How Do Drugs and Alcohol Affect Your Body?

May 30th, 2017

It is no secret that drugs and alcohol affect your physical health, but do you know just how much damage they are doing to your body? Watch this short video to find out. 

Additional Resources:

To learn more about the long-term effects alcohol has on your health, click here.

To learn about how drugs affect the brain, click here.

To learn how addiction can affect your personality, click here.


Drugs and alcohol attack every part of your body. They significantly deteriorate your health by weakening your immune system. They can cause a variety of cardiovascular conditions ranging from abnormal heart rate to heart attacks, and lead to ulcers, hearing loss, liver failure, seizures, strokes, infertility, and brain damage.

But they don't just affect your physical health. They can also affect your mental and emotional health. Substance abuse can cause paranoia, depression, hallucinations, impaired judgment, and memory loss. Did you know 1 in 4 deaths are attributed to drugs or alcohol? Substance abuse is treatable. The time to take back your life is now!

If you or a loved one is struggling with alcoholism or drug addiction, we are here to help. Reach out to Mountainside by calling 888 833 4676.

Leave a Comment

Please be aware that whatever you enter into the "Name" and "Comment" fields below will be published and viewable by the public. Your e-mail address will not appear anyplace on our website. View our full Privacy Policy. Thank you!

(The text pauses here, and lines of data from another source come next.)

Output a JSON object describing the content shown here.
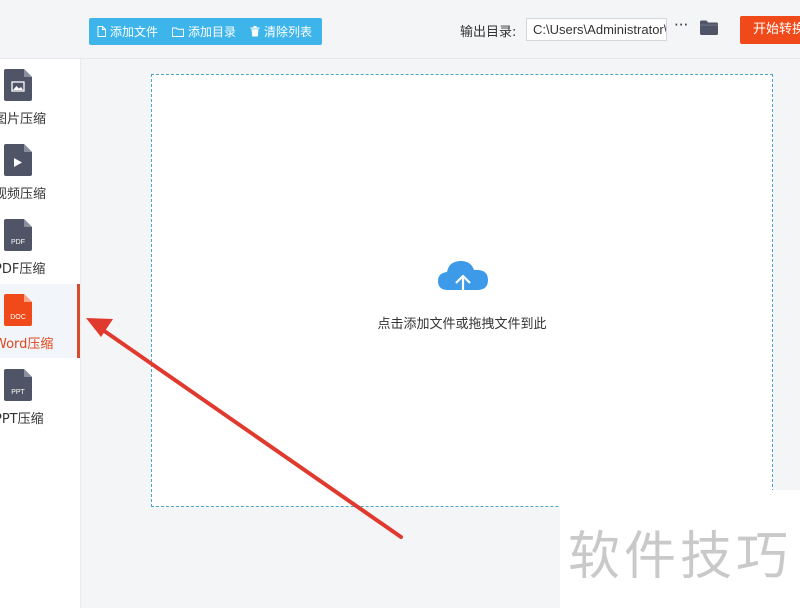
{
  "toolbar": {
    "add_file": "添加文件",
    "add_folder": "添加目录",
    "clear_list": "清除列表"
  },
  "output": {
    "label": "输出目录:",
    "path": "C:\\Users\\Administrator\\",
    "more": "···"
  },
  "start_button": "开始转换",
  "sidebar": {
    "items": [
      {
        "label": "图片压缩",
        "icon": "image-file-icon",
        "active": false
      },
      {
        "label": "视频压缩",
        "icon": "video-file-icon",
        "active": false
      },
      {
        "label": "PDF压缩",
        "icon_text": "PDF",
        "icon": "pdf-file-icon",
        "active": false
      },
      {
        "label": "Word压缩",
        "icon_text": "DOC",
        "icon": "doc-file-icon",
        "active": true
      },
      {
        "label": "PPT压缩",
        "icon_text": "PPT",
        "icon": "ppt-file-icon",
        "active": false
      }
    ]
  },
  "dropzone": {
    "hint": "点击添加文件或拖拽文件到此",
    "icon": "cloud-upload-icon"
  },
  "watermark": "软件技巧",
  "colors": {
    "toolbar_bg": "#3db5eb",
    "start_button": "#f04a1a",
    "active_accent": "#e0461d",
    "file_icon": "#4f5567",
    "cloud": "#3d9ae8",
    "arrow": "#e03a2e"
  }
}
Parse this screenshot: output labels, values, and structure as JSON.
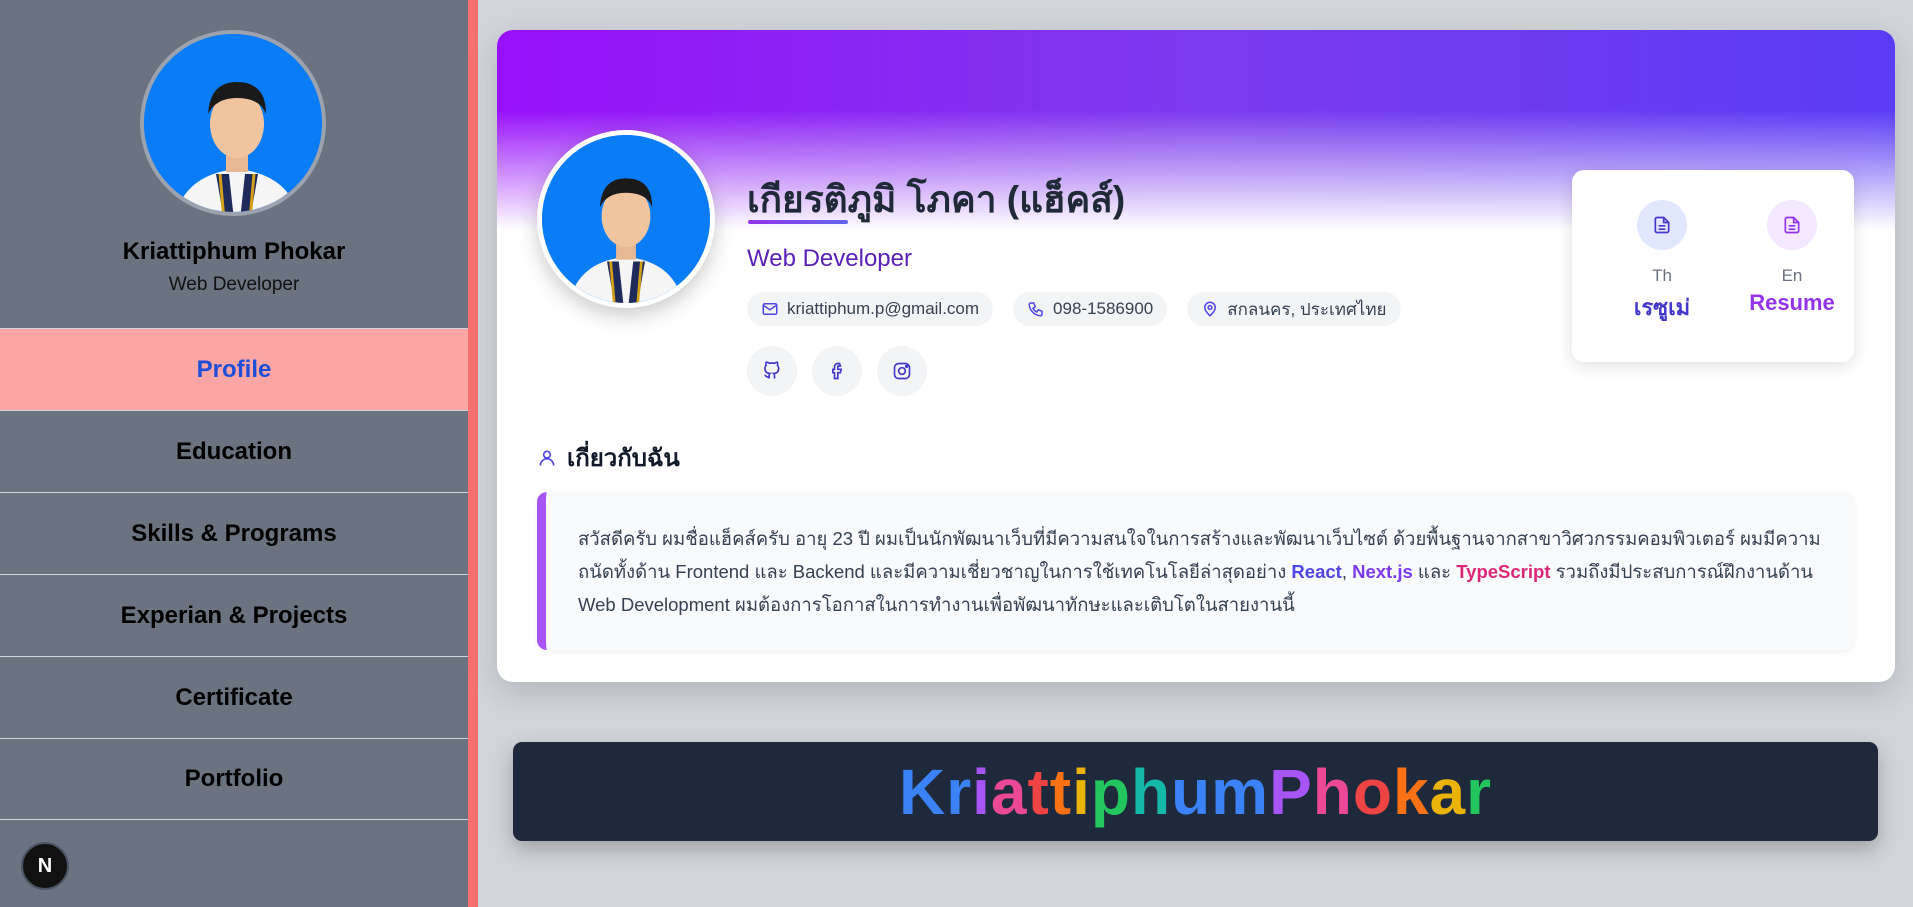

1 Comment

Pamela Parker on July 14, 2020 10:18 AM

Depression with psychosis is known as psychotic depression. People who have severe clinical depression will also experience hallucinations and delusional thinking, the symptoms of psychosis. The delusions and hallucinations almost always reflect the person's deeply depressed mood - this means the person is sufferimg from Psychomotor agitation. Psychological therapies – the 1-to-1 talking therapy cognitive behavioural therapy (CBT) has proved effective in helping some people with psychosis. Treatment is usually effective, but follow-up appointments so that the person can be closely monitored are usually required.